Exact repetition is required: reproduce every line of the data.

Records drawn from a dataset:
· · · ·
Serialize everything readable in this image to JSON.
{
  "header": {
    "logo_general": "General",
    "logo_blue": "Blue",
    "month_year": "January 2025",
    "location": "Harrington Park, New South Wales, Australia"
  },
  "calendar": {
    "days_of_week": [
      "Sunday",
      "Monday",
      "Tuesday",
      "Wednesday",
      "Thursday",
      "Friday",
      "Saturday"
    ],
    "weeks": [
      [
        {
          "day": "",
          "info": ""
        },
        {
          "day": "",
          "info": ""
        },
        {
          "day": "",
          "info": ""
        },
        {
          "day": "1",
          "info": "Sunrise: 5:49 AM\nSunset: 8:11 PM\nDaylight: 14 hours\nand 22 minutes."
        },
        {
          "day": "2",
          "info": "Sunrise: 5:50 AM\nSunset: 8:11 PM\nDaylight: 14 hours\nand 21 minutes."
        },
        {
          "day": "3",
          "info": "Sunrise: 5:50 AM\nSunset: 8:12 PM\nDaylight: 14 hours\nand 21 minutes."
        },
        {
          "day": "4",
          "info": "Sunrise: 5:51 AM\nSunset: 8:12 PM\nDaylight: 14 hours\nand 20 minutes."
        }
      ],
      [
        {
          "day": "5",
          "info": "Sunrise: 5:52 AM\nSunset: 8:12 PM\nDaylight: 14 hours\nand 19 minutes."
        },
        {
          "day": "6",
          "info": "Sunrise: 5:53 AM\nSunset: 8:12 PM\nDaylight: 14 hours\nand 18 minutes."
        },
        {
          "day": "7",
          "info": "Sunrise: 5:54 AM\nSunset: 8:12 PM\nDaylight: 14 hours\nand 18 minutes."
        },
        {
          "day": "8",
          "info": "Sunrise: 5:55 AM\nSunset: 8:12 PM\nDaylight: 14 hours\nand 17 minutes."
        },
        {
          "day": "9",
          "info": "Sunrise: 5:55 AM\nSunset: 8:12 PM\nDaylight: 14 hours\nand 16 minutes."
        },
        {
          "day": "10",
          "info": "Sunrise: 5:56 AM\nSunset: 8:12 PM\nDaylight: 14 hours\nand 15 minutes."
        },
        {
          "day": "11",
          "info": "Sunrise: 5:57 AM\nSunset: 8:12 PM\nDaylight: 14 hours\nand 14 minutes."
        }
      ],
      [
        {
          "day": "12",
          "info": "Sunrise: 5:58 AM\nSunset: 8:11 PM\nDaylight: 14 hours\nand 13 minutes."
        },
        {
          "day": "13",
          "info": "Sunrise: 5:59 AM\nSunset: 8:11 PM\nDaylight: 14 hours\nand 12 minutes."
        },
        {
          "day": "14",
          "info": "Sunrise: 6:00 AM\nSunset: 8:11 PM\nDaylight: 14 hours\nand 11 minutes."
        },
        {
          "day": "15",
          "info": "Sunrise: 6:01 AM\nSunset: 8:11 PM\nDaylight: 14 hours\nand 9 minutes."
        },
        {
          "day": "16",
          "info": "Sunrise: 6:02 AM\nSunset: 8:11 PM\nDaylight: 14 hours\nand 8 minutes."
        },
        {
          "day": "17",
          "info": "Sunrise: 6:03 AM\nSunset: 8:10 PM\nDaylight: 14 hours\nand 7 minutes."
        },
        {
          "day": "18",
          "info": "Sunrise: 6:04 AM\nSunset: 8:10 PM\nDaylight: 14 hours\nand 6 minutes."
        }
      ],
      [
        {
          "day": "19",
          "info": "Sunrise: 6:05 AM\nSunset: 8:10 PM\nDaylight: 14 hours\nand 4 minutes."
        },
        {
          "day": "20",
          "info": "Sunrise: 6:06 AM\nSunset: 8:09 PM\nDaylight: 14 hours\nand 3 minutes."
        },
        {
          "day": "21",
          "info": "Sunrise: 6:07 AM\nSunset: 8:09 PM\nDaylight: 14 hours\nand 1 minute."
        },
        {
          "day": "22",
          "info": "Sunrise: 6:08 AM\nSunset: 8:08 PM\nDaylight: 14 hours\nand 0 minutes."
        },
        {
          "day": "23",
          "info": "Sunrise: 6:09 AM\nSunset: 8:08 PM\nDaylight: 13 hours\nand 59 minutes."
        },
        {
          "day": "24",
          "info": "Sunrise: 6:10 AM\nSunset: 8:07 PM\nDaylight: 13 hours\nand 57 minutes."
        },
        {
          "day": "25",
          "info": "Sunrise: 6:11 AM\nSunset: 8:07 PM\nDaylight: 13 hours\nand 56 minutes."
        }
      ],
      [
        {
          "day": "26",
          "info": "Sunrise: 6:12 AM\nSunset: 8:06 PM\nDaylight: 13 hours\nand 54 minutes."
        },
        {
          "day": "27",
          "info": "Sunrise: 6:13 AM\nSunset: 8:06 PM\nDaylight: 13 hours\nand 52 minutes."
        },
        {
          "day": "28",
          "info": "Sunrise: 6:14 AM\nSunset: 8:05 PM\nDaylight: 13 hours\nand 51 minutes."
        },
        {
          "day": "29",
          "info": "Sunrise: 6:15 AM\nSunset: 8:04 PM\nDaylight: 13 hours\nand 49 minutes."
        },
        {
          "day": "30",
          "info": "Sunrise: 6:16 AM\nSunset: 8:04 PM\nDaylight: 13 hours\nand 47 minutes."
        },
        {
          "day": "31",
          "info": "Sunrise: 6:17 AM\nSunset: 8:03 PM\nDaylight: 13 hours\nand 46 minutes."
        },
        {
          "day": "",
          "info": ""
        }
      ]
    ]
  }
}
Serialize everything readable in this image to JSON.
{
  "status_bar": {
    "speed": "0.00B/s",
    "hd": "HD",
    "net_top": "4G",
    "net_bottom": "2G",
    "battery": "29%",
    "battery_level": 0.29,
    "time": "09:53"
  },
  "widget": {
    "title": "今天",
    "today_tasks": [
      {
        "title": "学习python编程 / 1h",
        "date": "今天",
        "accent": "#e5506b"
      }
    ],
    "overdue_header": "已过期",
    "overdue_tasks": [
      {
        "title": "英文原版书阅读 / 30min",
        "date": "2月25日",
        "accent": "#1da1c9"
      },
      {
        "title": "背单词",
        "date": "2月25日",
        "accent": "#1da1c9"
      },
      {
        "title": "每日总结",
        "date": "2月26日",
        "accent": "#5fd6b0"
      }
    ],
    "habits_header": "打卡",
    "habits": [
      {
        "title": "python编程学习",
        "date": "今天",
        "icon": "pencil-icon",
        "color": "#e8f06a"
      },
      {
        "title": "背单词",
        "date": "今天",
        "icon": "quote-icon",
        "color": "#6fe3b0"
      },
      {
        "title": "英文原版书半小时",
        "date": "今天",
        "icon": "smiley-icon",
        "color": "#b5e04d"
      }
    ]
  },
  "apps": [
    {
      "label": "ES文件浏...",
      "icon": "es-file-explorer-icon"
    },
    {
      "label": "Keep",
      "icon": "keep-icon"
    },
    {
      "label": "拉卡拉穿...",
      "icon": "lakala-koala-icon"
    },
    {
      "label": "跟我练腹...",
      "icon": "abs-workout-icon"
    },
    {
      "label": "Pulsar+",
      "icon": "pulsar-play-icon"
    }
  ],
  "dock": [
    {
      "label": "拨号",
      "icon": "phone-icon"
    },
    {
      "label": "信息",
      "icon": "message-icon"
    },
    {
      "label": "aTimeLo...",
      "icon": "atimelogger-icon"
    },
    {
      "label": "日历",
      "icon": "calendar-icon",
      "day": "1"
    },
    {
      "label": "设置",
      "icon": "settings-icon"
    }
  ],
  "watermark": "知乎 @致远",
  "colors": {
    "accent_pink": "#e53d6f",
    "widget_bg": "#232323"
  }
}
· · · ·
> [TASK RESPONSE]
Serialize everything readable in this image to JSON.
{
  "header": {
    "logo_general": "General",
    "logo_blue": "Blue",
    "month_year": "January 2025",
    "location": "Harrington Park, New South Wales, Australia"
  },
  "calendar": {
    "days_of_week": [
      "Sunday",
      "Monday",
      "Tuesday",
      "Wednesday",
      "Thursday",
      "Friday",
      "Saturday"
    ],
    "weeks": [
      [
        {
          "day": "",
          "info": ""
        },
        {
          "day": "",
          "info": ""
        },
        {
          "day": "",
          "info": ""
        },
        {
          "day": "1",
          "info": "Sunrise: 5:49 AM\nSunset: 8:11 PM\nDaylight: 14 hours\nand 22 minutes."
        },
        {
          "day": "2",
          "info": "Sunrise: 5:50 AM\nSunset: 8:11 PM\nDaylight: 14 hours\nand 21 minutes."
        },
        {
          "day": "3",
          "info": "Sunrise: 5:50 AM\nSunset: 8:12 PM\nDaylight: 14 hours\nand 21 minutes."
        },
        {
          "day": "4",
          "info": "Sunrise: 5:51 AM\nSunset: 8:12 PM\nDaylight: 14 hours\nand 20 minutes."
        }
      ],
      [
        {
          "day": "5",
          "info": "Sunrise: 5:52 AM\nSunset: 8:12 PM\nDaylight: 14 hours\nand 19 minutes."
        },
        {
          "day": "6",
          "info": "Sunrise: 5:53 AM\nSunset: 8:12 PM\nDaylight: 14 hours\nand 18 minutes."
        },
        {
          "day": "7",
          "info": "Sunrise: 5:54 AM\nSunset: 8:12 PM\nDaylight: 14 hours\nand 18 minutes."
        },
        {
          "day": "8",
          "info": "Sunrise: 5:55 AM\nSunset: 8:12 PM\nDaylight: 14 hours\nand 17 minutes."
        },
        {
          "day": "9",
          "info": "Sunrise: 5:55 AM\nSunset: 8:12 PM\nDaylight: 14 hours\nand 16 minutes."
        },
        {
          "day": "10",
          "info": "Sunrise: 5:56 AM\nSunset: 8:12 PM\nDaylight: 14 hours\nand 15 minutes."
        },
        {
          "day": "11",
          "info": "Sunrise: 5:57 AM\nSunset: 8:12 PM\nDaylight: 14 hours\nand 14 minutes."
        }
      ],
      [
        {
          "day": "12",
          "info": "Sunrise: 5:58 AM\nSunset: 8:11 PM\nDaylight: 14 hours\nand 13 minutes."
        },
        {
          "day": "13",
          "info": "Sunrise: 5:59 AM\nSunset: 8:11 PM\nDaylight: 14 hours\nand 12 minutes."
        },
        {
          "day": "14",
          "info": "Sunrise: 6:00 AM\nSunset: 8:11 PM\nDaylight: 14 hours\nand 11 minutes."
        },
        {
          "day": "15",
          "info": "Sunrise: 6:01 AM\nSunset: 8:11 PM\nDaylight: 14 hours\nand 9 minutes."
        },
        {
          "day": "16",
          "info": "Sunrise: 6:02 AM\nSunset: 8:11 PM\nDaylight: 14 hours\nand 8 minutes."
        },
        {
          "day": "17",
          "info": "Sunrise: 6:03 AM\nSunset: 8:10 PM\nDaylight: 14 hours\nand 7 minutes."
        },
        {
          "day": "18",
          "info": "Sunrise: 6:04 AM\nSunset: 8:10 PM\nDaylight: 14 hours\nand 6 minutes."
        }
      ],
      [
        {
          "day": "19",
          "info": "Sunrise: 6:05 AM\nSunset: 8:10 PM\nDaylight: 14 hours\nand 4 minutes."
        },
        {
          "day": "20",
          "info": "Sunrise: 6:06 AM\nSunset: 8:09 PM\nDaylight: 14 hours\nand 3 minutes."
        },
        {
          "day": "21",
          "info": "Sunrise: 6:07 AM\nSunset: 8:09 PM\nDaylight: 14 hours\nand 1 minute."
        },
        {
          "day": "22",
          "info": "Sunrise: 6:08 AM\nSunset: 8:08 PM\nDaylight: 14 hours\nand 0 minutes."
        },
        {
          "day": "23",
          "info": "Sunrise: 6:09 AM\nSunset: 8:08 PM\nDaylight: 13 hours\nand 59 minutes."
        },
        {
          "day": "24",
          "info": "Sunrise: 6:10 AM\nSunset: 8:07 PM\nDaylight: 13 hours\nand 57 minutes."
        },
        {
          "day": "25",
          "info": "Sunrise: 6:11 AM\nSunset: 8:07 PM\nDaylight: 13 hours\nand 56 minutes."
        }
      ],
      [
        {
          "day": "26",
          "info": "Sunrise: 6:12 AM\nSunset: 8:06 PM\nDaylight: 13 hours\nand 54 minutes."
        },
        {
          "day": "27",
          "info": "Sunrise: 6:13 AM\nSunset: 8:06 PM\nDaylight: 13 hours\nand 52 minutes."
        },
        {
          "day": "28",
          "info": "Sunrise: 6:14 AM\nSunset: 8:05 PM\nDaylight: 13 hours\nand 51 minutes."
        },
        {
          "day": "29",
          "info": "Sunrise: 6:15 AM\nSunset: 8:04 PM\nDaylight: 13 hours\nand 49 minutes."
        },
        {
          "day": "30",
          "info": "Sunrise: 6:16 AM\nSunset: 8:04 PM\nDaylight: 13 hours\nand 47 minutes."
        },
        {
          "day": "31",
          "info": "Sunrise: 6:17 AM\nSunset: 8:03 PM\nDaylight: 13 hours\nand 46 minutes."
        },
        {
          "day": "",
          "info": ""
        }
      ]
    ]
  }
}
Serialize everything readable in this image to JSON.
{
  "status_bar": {
    "speed": "0.00B/s",
    "hd": "HD",
    "net_top": "4G",
    "net_bottom": "2G",
    "battery": "29%",
    "battery_level": 0.29,
    "time": "09:53"
  },
  "widget": {
    "title": "今天",
    "today_tasks": [
      {
        "title": "学习python编程 / 1h",
        "date": "今天",
        "accent": "#e5506b"
      }
    ],
    "overdue_header": "已过期",
    "overdue_tasks": [
      {
        "title": "英文原版书阅读 / 30min",
        "date": "2月25日",
        "accent": "#1da1c9"
      },
      {
        "title": "背单词",
        "date": "2月25日",
        "accent": "#1da1c9"
      },
      {
        "title": "每日总结",
        "date": "2月26日",
        "accent": "#5fd6b0"
      }
    ],
    "habits_header": "打卡",
    "habits": [
      {
        "title": "python编程学习",
        "date": "今天",
        "icon": "pencil-icon",
        "color": "#e8f06a"
      },
      {
        "title": "背单词",
        "date": "今天",
        "icon": "quote-icon",
        "color": "#6fe3b0"
      },
      {
        "title": "英文原版书半小时",
        "date": "今天",
        "icon": "smiley-icon",
        "color": "#b5e04d"
      }
    ]
  },
  "apps": [
    {
      "label": "ES文件浏...",
      "icon": "es-file-explorer-icon"
    },
    {
      "label": "Keep",
      "icon": "keep-icon"
    },
    {
      "label": "拉卡拉穿...",
      "icon": "lakala-koala-icon"
    },
    {
      "label": "跟我练腹...",
      "icon": "abs-workout-icon"
    },
    {
      "label": "Pulsar+",
      "icon": "pulsar-play-icon"
    }
  ],
  "dock": [
    {
      "label": "拨号",
      "icon": "phone-icon"
    },
    {
      "label": "信息",
      "icon": "message-icon"
    },
    {
      "label": "aTimeLo...",
      "icon": "atimelogger-icon"
    },
    {
      "label": "日历",
      "icon": "calendar-icon",
      "day": "1"
    },
    {
      "label": "设置",
      "icon": "settings-icon"
    }
  ],
  "watermark": "知乎 @致远",
  "colors": {
    "accent_pink": "#e53d6f",
    "widget_bg": "#232323"
  }
}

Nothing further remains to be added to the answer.